[Problem details] Through to the final line, write out the records below exactly, omitting any images they contain.

[Excerpted records]
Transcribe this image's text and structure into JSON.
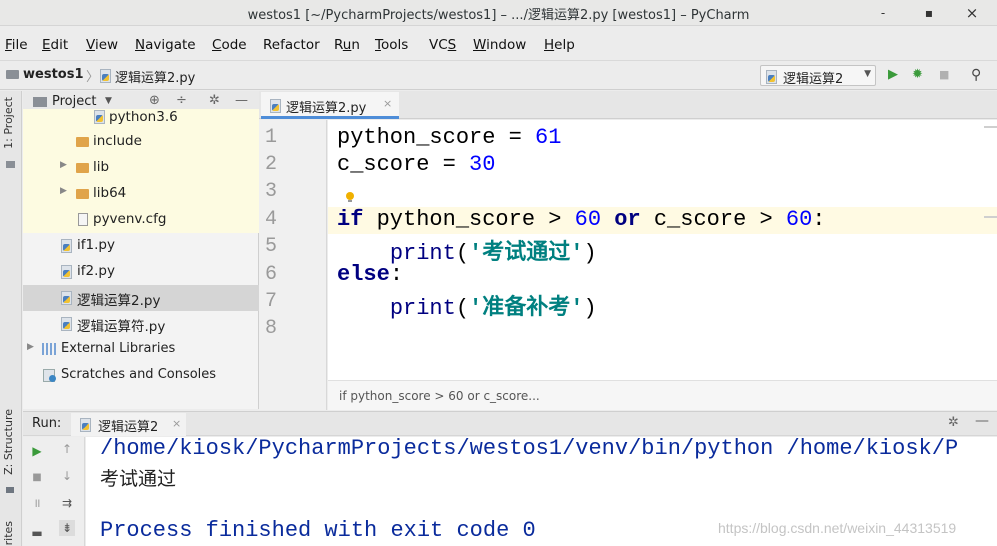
{
  "window": {
    "title": "westos1 [~/PycharmProjects/westos1] – .../逻辑运算2.py [westos1] – PyCharm",
    "minimize": "-",
    "maximize": "▪",
    "close": "×"
  },
  "menu": [
    {
      "pre": "",
      "u": "F",
      "post": "ile"
    },
    {
      "pre": "",
      "u": "E",
      "post": "dit"
    },
    {
      "pre": "",
      "u": "V",
      "post": "iew"
    },
    {
      "pre": "",
      "u": "N",
      "post": "avigate"
    },
    {
      "pre": "",
      "u": "C",
      "post": "ode"
    },
    {
      "pre": "Refactor",
      "u": "",
      "post": ""
    },
    {
      "pre": "R",
      "u": "u",
      "post": "n"
    },
    {
      "pre": "",
      "u": "T",
      "post": "ools"
    },
    {
      "pre": "VC",
      "u": "S",
      "post": ""
    },
    {
      "pre": "",
      "u": "W",
      "post": "indow"
    },
    {
      "pre": "",
      "u": "H",
      "post": "elp"
    }
  ],
  "navbar": {
    "project": "westos1",
    "separator": "〉",
    "file": "逻辑运算2.py",
    "run_config": "逻辑运算2",
    "run_arrow": "▼",
    "run_icon": "▶",
    "debug_icon": "✹",
    "stop_icon": "■",
    "search_icon": "⚲"
  },
  "side_tabs": {
    "project": "1: Project",
    "structure": "Z: Structure",
    "favorites": "rites"
  },
  "project_panel": {
    "title": "Project",
    "arrow": "▼",
    "btn_target": "⊕",
    "btn_collapse": "÷",
    "btn_settings": "✲",
    "btn_hide": "—",
    "tree": [
      {
        "label": "python3.6",
        "icon": "py-file-icon"
      },
      {
        "label": "include",
        "icon": "folder-icon"
      },
      {
        "label": "lib",
        "icon": "folder-icon",
        "arrow": "▶"
      },
      {
        "label": "lib64",
        "icon": "folder-link-icon",
        "arrow": "▶"
      },
      {
        "label": "pyvenv.cfg",
        "icon": "config-file-icon"
      },
      {
        "label": "if1.py",
        "icon": "py-file-icon"
      },
      {
        "label": "if2.py",
        "icon": "py-file-icon"
      },
      {
        "label": "逻辑运算2.py",
        "icon": "py-file-icon"
      },
      {
        "label": "逻辑运算符.py",
        "icon": "py-file-icon"
      },
      {
        "label": "External Libraries",
        "icon": "library-icon",
        "arrow": "▶"
      },
      {
        "label": "Scratches and Consoles",
        "icon": "scratches-icon"
      }
    ]
  },
  "editor": {
    "tab_label": "逻辑运算2.py",
    "tab_close": "×",
    "line_numbers": [
      "1",
      "2",
      "3",
      "4",
      "5",
      "6",
      "7",
      "8"
    ],
    "code": {
      "l1_var": "python_score = ",
      "l1_num": "61",
      "l2_var": "c_score = ",
      "l2_num": "30",
      "l4_if": "if",
      "l4_a": " python_score > ",
      "l4_n1": "60",
      "l4_sp": " ",
      "l4_or": "or",
      "l4_b": " c_score > ",
      "l4_n2": "60",
      "l4_colon": ":",
      "l5_indent": "    ",
      "l5_fn": "print",
      "l5_open": "(",
      "l5_str": "'考试通过'",
      "l5_close": ")",
      "l6_else": "else",
      "l6_colon": ":",
      "l7_indent": "    ",
      "l7_fn": "print",
      "l7_open": "(",
      "l7_str": "'准备补考'",
      "l7_close": ")"
    },
    "breadcrumb": "if python_score > 60 or c_score..."
  },
  "run_panel": {
    "label": "Run:",
    "tab_label": "逻辑运算2",
    "tab_close": "×",
    "gear": "✲",
    "minimize": "—",
    "tools": {
      "rerun": "▶",
      "up": "↑",
      "stop": "■",
      "down": "↓",
      "pause": "॥",
      "soft_wrap": "⇉",
      "pin": "▬",
      "scroll_end": "⇟"
    },
    "console": [
      "/home/kiosk/PycharmProjects/westos1/venv/bin/python /home/kiosk/P",
      "考试通过",
      "",
      "Process finished with exit code 0"
    ]
  },
  "watermark": "https://blog.csdn.net/weixin_44313519",
  "colors": {
    "keyword": "#000080",
    "number": "#0000ff",
    "string": "#008080",
    "console_text": "#0a2b9c",
    "selection": "#d5d5d5",
    "current_line": "#fffae3",
    "tab_underline": "#4e8dd8"
  }
}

[Finished exercise]
Transcribe this image's text and structure into JSON.
{
  "window": {
    "title": "westos1 [~/PycharmProjects/westos1] – .../逻辑运算2.py [westos1] – PyCharm",
    "minimize": "-",
    "maximize": "▪",
    "close": "×"
  },
  "menu": [
    {
      "pre": "",
      "u": "F",
      "post": "ile"
    },
    {
      "pre": "",
      "u": "E",
      "post": "dit"
    },
    {
      "pre": "",
      "u": "V",
      "post": "iew"
    },
    {
      "pre": "",
      "u": "N",
      "post": "avigate"
    },
    {
      "pre": "",
      "u": "C",
      "post": "ode"
    },
    {
      "pre": "Refactor",
      "u": "",
      "post": ""
    },
    {
      "pre": "R",
      "u": "u",
      "post": "n"
    },
    {
      "pre": "",
      "u": "T",
      "post": "ools"
    },
    {
      "pre": "VC",
      "u": "S",
      "post": ""
    },
    {
      "pre": "",
      "u": "W",
      "post": "indow"
    },
    {
      "pre": "",
      "u": "H",
      "post": "elp"
    }
  ],
  "navbar": {
    "project": "westos1",
    "separator": "〉",
    "file": "逻辑运算2.py",
    "run_config": "逻辑运算2",
    "run_arrow": "▼",
    "run_icon": "▶",
    "debug_icon": "✹",
    "stop_icon": "■",
    "search_icon": "⚲"
  },
  "side_tabs": {
    "project": "1: Project",
    "structure": "Z: Structure",
    "favorites": "rites"
  },
  "project_panel": {
    "title": "Project",
    "arrow": "▼",
    "btn_target": "⊕",
    "btn_collapse": "÷",
    "btn_settings": "✲",
    "btn_hide": "—",
    "tree": [
      {
        "label": "python3.6",
        "icon": "py-file-icon"
      },
      {
        "label": "include",
        "icon": "folder-icon"
      },
      {
        "label": "lib",
        "icon": "folder-icon",
        "arrow": "▶"
      },
      {
        "label": "lib64",
        "icon": "folder-link-icon",
        "arrow": "▶"
      },
      {
        "label": "pyvenv.cfg",
        "icon": "config-file-icon"
      },
      {
        "label": "if1.py",
        "icon": "py-file-icon"
      },
      {
        "label": "if2.py",
        "icon": "py-file-icon"
      },
      {
        "label": "逻辑运算2.py",
        "icon": "py-file-icon"
      },
      {
        "label": "逻辑运算符.py",
        "icon": "py-file-icon"
      },
      {
        "label": "External Libraries",
        "icon": "library-icon",
        "arrow": "▶"
      },
      {
        "label": "Scratches and Consoles",
        "icon": "scratches-icon"
      }
    ]
  },
  "editor": {
    "tab_label": "逻辑运算2.py",
    "tab_close": "×",
    "line_numbers": [
      "1",
      "2",
      "3",
      "4",
      "5",
      "6",
      "7",
      "8"
    ],
    "code": {
      "l1_var": "python_score = ",
      "l1_num": "61",
      "l2_var": "c_score = ",
      "l2_num": "30",
      "l4_if": "if",
      "l4_a": " python_score > ",
      "l4_n1": "60",
      "l4_sp": " ",
      "l4_or": "or",
      "l4_b": " c_score > ",
      "l4_n2": "60",
      "l4_colon": ":",
      "l5_indent": "    ",
      "l5_fn": "print",
      "l5_open": "(",
      "l5_str": "'考试通过'",
      "l5_close": ")",
      "l6_else": "else",
      "l6_colon": ":",
      "l7_indent": "    ",
      "l7_fn": "print",
      "l7_open": "(",
      "l7_str": "'准备补考'",
      "l7_close": ")"
    },
    "breadcrumb": "if python_score > 60 or c_score..."
  },
  "run_panel": {
    "label": "Run:",
    "tab_label": "逻辑运算2",
    "tab_close": "×",
    "gear": "✲",
    "minimize": "—",
    "tools": {
      "rerun": "▶",
      "up": "↑",
      "stop": "■",
      "down": "↓",
      "pause": "॥",
      "soft_wrap": "⇉",
      "pin": "▬",
      "scroll_end": "⇟"
    },
    "console": [
      "/home/kiosk/PycharmProjects/westos1/venv/bin/python /home/kiosk/P",
      "考试通过",
      "",
      "Process finished with exit code 0"
    ]
  },
  "watermark": "https://blog.csdn.net/weixin_44313519",
  "colors": {
    "keyword": "#000080",
    "number": "#0000ff",
    "string": "#008080",
    "console_text": "#0a2b9c",
    "selection": "#d5d5d5",
    "current_line": "#fffae3",
    "tab_underline": "#4e8dd8"
  }
}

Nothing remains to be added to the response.